Any Microsoft fans who were hoping to catch up with the company’s latest YouTube videos over the weekend would have been in for an unpleasant surprise: All of the videos had disappeared, replaced by five videos soliciting advertisers for the channel, along with a message that read “I DID NOTHING WRONG I SIMPLY SIGNED INTO MY ACCOUNT THAT I MADE IN 2006 :/”
The hack lasted a few hours, with Microsoft releasing a statement during that time saying simply, “We are aware that someone has altered the YouTube channel devoted to Microsoft videos.
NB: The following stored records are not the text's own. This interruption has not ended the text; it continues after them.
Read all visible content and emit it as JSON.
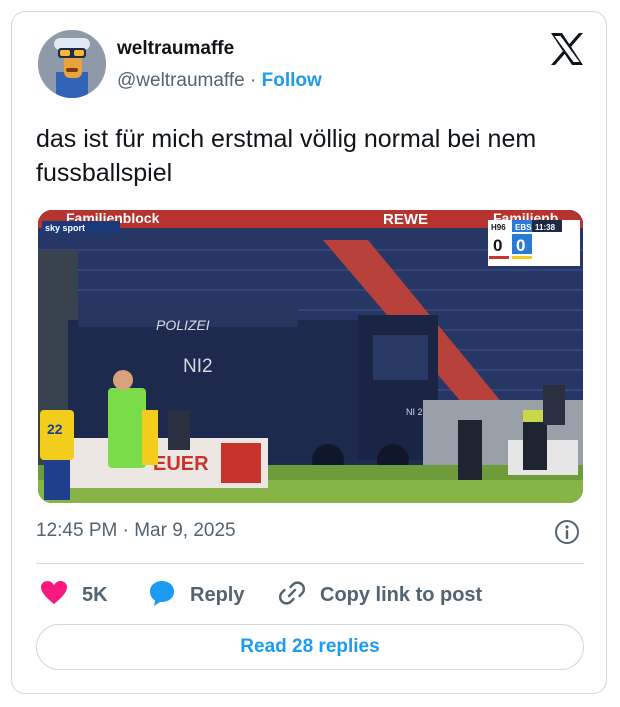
{
  "author": {
    "display_name": "weltraumaffe",
    "handle": "@weltraumaffe",
    "separator": "·",
    "follow_label": "Follow"
  },
  "tweet": {
    "text": "das ist für mich erstmal völlig normal bei nem fussballspiel",
    "timestamp": "12:45 PM · Mar 9, 2025"
  },
  "media": {
    "broadcast_logo": "sky sport",
    "banner_left": "Familienblock",
    "banner_center": "REWE",
    "banner_right": "Familienb",
    "vehicle_label": "POLIZEI",
    "vehicle_number": "NI2",
    "vehicle_number_side": "NI 2",
    "player_number": "22",
    "ad_board": "EUER",
    "scoreboard": {
      "home_team": "H96",
      "away_team": "EBS",
      "clock": "11:38",
      "home_score": "0",
      "away_score": "0"
    }
  },
  "actions": {
    "like_count": "5K",
    "reply_label": "Reply",
    "copy_label": "Copy link to post"
  },
  "read_replies_label": "Read 28 replies",
  "colors": {
    "like": "#f91880",
    "link": "#1d9bf0",
    "secondary_text": "#536471",
    "border": "#cfd9de"
  },
  "icons": [
    "x-logo-icon",
    "info-icon",
    "heart-icon",
    "reply-bubble-icon",
    "link-icon"
  ]
}
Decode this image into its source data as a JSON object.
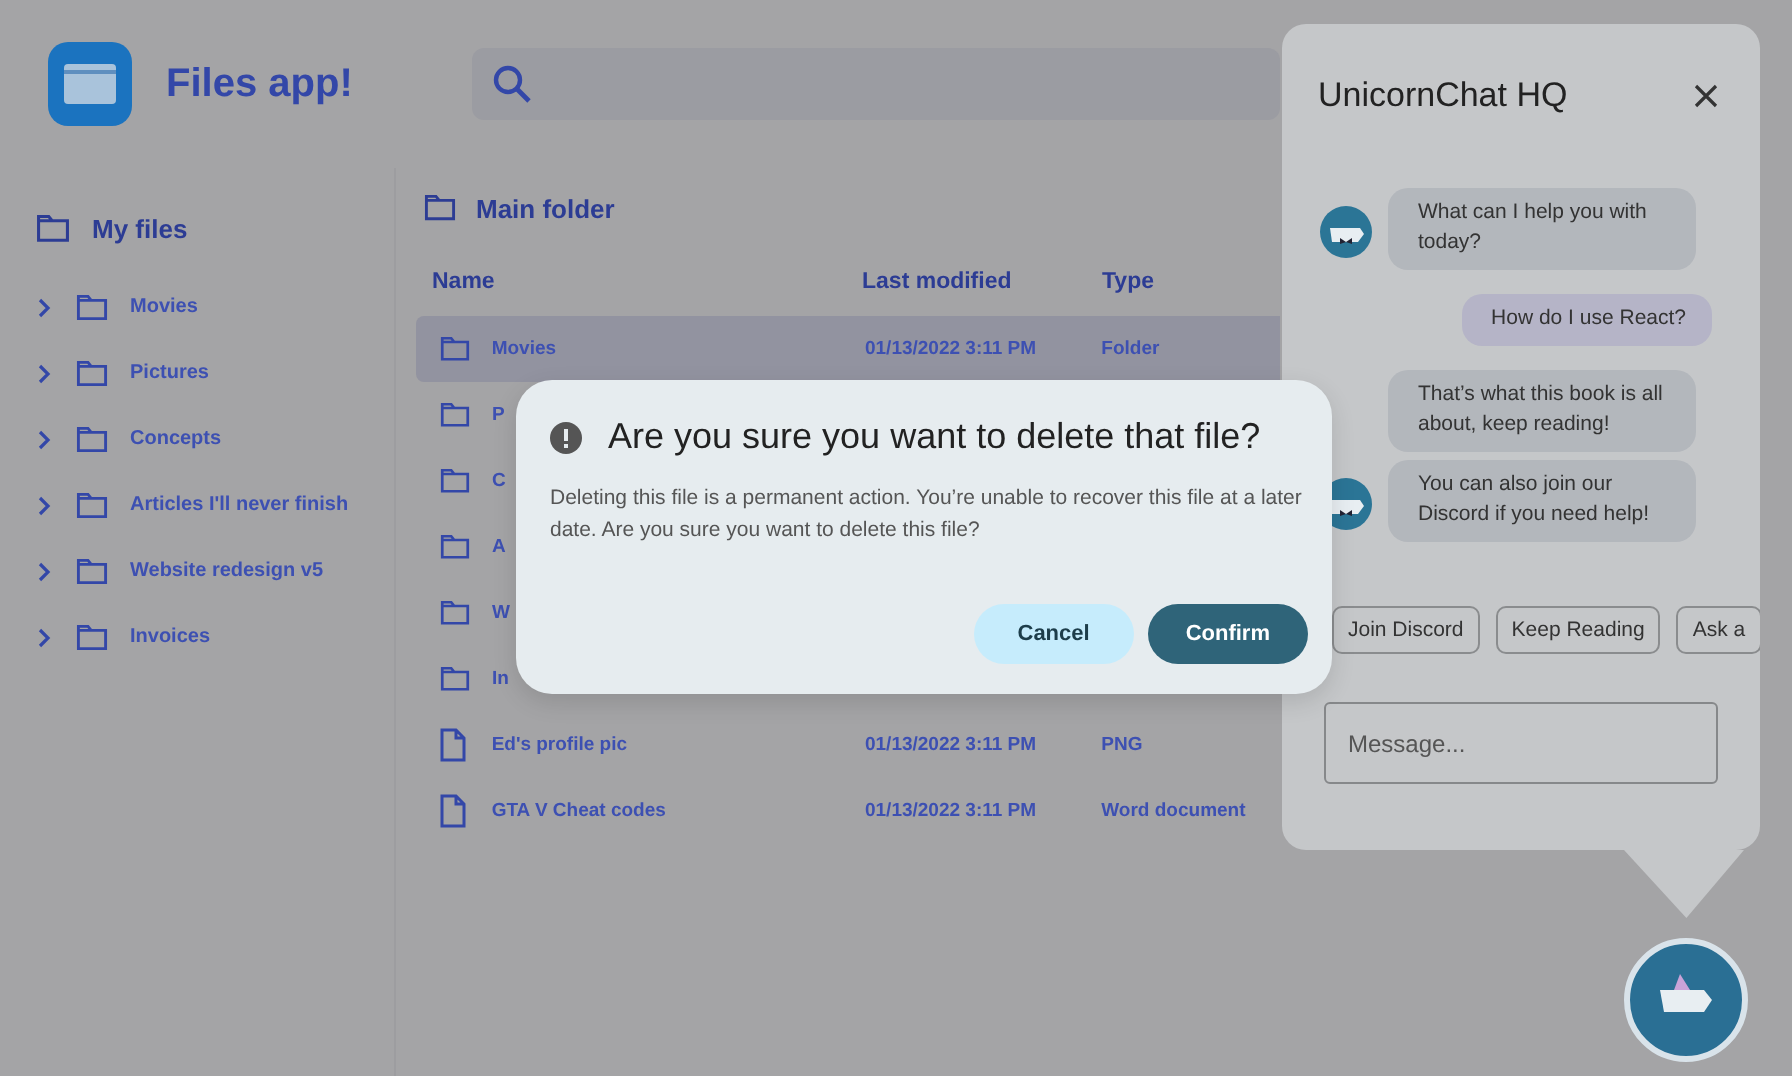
{
  "app": {
    "title": "Files app!"
  },
  "sidebar": {
    "root": "My files",
    "items": [
      {
        "label": "Movies",
        "expanded": false
      },
      {
        "label": "Pictures",
        "expanded": false
      },
      {
        "label": "Concepts",
        "expanded": false
      },
      {
        "label": "Articles I'll never finish",
        "expanded": false
      },
      {
        "label": "Website redesign v5",
        "expanded": false
      },
      {
        "label": "Invoices",
        "expanded": false
      }
    ]
  },
  "main": {
    "folder": "Main folder",
    "columns": [
      "Name",
      "Last modified",
      "Type"
    ],
    "rows": [
      {
        "kind": "folder",
        "name": "Movies",
        "modified": "01/13/2022 3:11 PM",
        "type": "Folder",
        "selected": true
      },
      {
        "kind": "folder",
        "name": "P",
        "selected": false
      },
      {
        "kind": "folder",
        "name": "C",
        "selected": false
      },
      {
        "kind": "folder",
        "name": "A",
        "selected": false
      },
      {
        "kind": "folder",
        "name": "W",
        "selected": false
      },
      {
        "kind": "folder",
        "name": "In",
        "selected": false
      },
      {
        "kind": "file",
        "name": "Ed's profile pic",
        "modified": "01/13/2022 3:11 PM",
        "type": "PNG",
        "selected": false
      },
      {
        "kind": "file",
        "name": "GTA V Cheat codes",
        "modified": "01/13/2022 3:11 PM",
        "type": "Word document",
        "selected": false
      }
    ]
  },
  "dialog": {
    "title": "Are you sure you want to delete that file?",
    "body": "Deleting this file is a permanent action. You’re unable to recover this file at a later date. Are you sure you want to delete this file?",
    "buttons": [
      {
        "label": "Cancel",
        "kind": "secondary"
      },
      {
        "label": "Confirm",
        "kind": "primary"
      }
    ]
  },
  "chat": {
    "title": "UnicornChat HQ",
    "messages": [
      {
        "kind": "bot",
        "text": "What can I help you with today?",
        "avatar": true
      },
      {
        "kind": "user",
        "text": "How do I use React?",
        "avatar": false
      },
      {
        "kind": "bot",
        "text": "That’s what this book is all about, keep reading!",
        "avatar": false
      },
      {
        "kind": "bot",
        "text": "You can also join our Discord if you need help!",
        "avatar": true
      }
    ],
    "suggestions": [
      "Join Discord",
      "Keep Reading",
      "Ask a"
    ],
    "input": {
      "placeholder": "Message..."
    }
  }
}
We are working with YouTube to rectify the situation.” All of Microsoft’s official videos were removed as a result of the hack, as was the channel’s description, and the channel’s home country was changed to the United Kingdom.
Less than three hours after Microsoft’s initial statement on the matter, the company released a second statement, announcing that it had “regained control of the Microsoft channel on YouTube, and we are working to restore all of the original content. We will continue to work with YouTube to ensure safeguards are in place for the future.”
The hack is the second high-profile hack of a YouTube channel in as many weeks; while Microsoft may be embarrassed and frustrated at having to replace all of its content (It’s all back up now), at least it didn’t have to see its videos replaced by hardcore pornography. Clearly, it’s time for YouTube to reassess its security procedures.
Graeme McMillan is a reporter at TIME. Find him on Twitter at @Graemem or on Facebook at Facebook/Graeme.McMillan. You can also continue the discussion on TIME’s Facebook page and on Twitter at @TIME.